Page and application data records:
• • • •
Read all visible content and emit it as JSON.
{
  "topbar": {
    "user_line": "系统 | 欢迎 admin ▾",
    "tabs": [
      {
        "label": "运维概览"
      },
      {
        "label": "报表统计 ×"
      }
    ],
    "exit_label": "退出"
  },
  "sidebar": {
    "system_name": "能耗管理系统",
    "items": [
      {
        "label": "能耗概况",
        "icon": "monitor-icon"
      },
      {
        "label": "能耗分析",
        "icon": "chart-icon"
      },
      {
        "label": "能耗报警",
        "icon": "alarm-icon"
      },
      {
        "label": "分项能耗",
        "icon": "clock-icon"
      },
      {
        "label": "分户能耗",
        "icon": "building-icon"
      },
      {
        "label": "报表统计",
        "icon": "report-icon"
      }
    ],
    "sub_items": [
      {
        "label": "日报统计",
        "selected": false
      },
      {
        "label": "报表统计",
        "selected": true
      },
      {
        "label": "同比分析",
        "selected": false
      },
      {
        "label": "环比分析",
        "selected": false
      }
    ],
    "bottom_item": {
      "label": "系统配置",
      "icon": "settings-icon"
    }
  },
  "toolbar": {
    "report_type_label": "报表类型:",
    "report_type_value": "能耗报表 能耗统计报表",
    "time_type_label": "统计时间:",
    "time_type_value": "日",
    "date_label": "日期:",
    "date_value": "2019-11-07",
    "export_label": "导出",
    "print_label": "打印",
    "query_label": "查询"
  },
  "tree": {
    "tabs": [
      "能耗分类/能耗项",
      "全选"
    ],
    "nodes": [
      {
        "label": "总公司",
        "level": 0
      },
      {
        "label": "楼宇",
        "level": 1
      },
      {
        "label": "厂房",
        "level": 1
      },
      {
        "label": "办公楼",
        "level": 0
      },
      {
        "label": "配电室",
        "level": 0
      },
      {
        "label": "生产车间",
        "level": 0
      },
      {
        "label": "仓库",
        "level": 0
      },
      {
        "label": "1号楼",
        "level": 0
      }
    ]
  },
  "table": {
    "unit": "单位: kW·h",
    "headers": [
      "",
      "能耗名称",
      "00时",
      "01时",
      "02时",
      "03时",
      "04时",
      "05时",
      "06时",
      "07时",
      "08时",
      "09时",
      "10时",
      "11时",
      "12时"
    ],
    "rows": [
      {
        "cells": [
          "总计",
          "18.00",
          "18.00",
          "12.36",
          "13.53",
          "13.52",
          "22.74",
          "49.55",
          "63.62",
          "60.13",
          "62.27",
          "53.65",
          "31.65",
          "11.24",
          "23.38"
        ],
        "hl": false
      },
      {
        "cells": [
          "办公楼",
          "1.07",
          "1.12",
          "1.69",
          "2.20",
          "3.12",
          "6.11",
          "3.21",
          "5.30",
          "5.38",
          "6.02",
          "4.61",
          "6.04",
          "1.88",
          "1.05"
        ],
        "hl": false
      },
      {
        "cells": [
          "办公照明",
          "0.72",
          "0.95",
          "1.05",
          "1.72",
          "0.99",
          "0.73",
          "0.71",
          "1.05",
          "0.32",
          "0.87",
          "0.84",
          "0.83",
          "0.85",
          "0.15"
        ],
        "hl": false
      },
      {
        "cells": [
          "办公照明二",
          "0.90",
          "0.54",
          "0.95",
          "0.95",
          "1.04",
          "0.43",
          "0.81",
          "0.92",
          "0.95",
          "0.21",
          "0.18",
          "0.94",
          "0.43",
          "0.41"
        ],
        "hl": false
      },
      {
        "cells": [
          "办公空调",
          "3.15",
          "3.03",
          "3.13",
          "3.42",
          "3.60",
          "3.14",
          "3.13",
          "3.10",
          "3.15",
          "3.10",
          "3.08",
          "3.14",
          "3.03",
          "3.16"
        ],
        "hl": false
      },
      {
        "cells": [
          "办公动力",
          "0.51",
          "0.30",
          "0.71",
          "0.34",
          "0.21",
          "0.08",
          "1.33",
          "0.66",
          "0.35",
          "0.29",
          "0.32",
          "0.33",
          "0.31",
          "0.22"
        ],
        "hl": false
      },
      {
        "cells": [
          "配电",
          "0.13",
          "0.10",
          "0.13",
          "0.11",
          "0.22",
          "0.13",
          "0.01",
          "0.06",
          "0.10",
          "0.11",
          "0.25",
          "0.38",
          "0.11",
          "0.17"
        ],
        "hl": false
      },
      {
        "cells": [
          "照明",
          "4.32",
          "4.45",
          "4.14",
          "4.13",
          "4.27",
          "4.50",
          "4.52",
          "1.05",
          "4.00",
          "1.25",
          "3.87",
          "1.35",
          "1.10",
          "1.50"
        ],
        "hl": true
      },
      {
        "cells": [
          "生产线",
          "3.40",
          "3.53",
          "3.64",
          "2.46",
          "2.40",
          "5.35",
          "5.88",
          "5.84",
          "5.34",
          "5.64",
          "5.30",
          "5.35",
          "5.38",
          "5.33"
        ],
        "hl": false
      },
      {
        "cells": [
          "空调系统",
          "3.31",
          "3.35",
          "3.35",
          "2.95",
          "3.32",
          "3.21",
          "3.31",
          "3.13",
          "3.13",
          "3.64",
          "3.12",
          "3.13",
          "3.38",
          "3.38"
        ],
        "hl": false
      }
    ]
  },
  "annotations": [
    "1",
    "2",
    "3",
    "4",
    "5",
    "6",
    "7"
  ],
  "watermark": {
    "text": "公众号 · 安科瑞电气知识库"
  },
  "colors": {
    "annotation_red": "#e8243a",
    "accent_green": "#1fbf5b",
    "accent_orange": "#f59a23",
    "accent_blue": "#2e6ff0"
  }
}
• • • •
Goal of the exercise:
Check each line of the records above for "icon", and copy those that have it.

Your response:
        "icon": "monitor-icon"
        "icon": "chart-icon"
        "icon": "alarm-icon"
        "icon": "clock-icon"
        "icon": "building-icon"
        "icon": "report-icon"
      "icon": "settings-icon"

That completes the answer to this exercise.